*TASK DIRECTIONS*:
For every entry below, retype it exactly as it reads.
BEGIN TASK MATERIAL
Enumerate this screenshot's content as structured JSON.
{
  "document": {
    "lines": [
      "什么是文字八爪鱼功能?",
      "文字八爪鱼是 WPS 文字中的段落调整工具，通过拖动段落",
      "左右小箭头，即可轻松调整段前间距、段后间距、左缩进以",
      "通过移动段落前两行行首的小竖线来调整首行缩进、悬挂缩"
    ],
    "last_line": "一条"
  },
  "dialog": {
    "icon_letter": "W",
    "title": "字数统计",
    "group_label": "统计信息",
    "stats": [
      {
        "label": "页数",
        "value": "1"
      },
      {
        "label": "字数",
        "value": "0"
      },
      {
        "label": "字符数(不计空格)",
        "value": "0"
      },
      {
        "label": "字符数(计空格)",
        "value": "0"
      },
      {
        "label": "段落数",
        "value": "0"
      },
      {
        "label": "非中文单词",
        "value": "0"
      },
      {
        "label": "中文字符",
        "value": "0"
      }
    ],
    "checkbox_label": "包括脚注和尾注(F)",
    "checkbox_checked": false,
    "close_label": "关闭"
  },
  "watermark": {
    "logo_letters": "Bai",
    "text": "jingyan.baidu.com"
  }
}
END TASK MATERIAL
*RESULT*:
Enumerate this screenshot's content as structured JSON.
{
  "document": {
    "lines": [
      "什么是文字八爪鱼功能?",
      "文字八爪鱼是 WPS 文字中的段落调整工具，通过拖动段落",
      "左右小箭头，即可轻松调整段前间距、段后间距、左缩进以",
      "通过移动段落前两行行首的小竖线来调整首行缩进、悬挂缩"
    ],
    "last_line": "一条"
  },
  "dialog": {
    "icon_letter": "W",
    "title": "字数统计",
    "group_label": "统计信息",
    "stats": [
      {
        "label": "页数",
        "value": "1"
      },
      {
        "label": "字数",
        "value": "0"
      },
      {
        "label": "字符数(不计空格)",
        "value": "0"
      },
      {
        "label": "字符数(计空格)",
        "value": "0"
      },
      {
        "label": "段落数",
        "value": "0"
      },
      {
        "label": "非中文单词",
        "value": "0"
      },
      {
        "label": "中文字符",
        "value": "0"
      }
    ],
    "checkbox_label": "包括脚注和尾注(F)",
    "checkbox_checked": false,
    "close_label": "关闭"
  },
  "watermark": {
    "logo_letters": "Bai",
    "text": "jingyan.baidu.com"
  }
}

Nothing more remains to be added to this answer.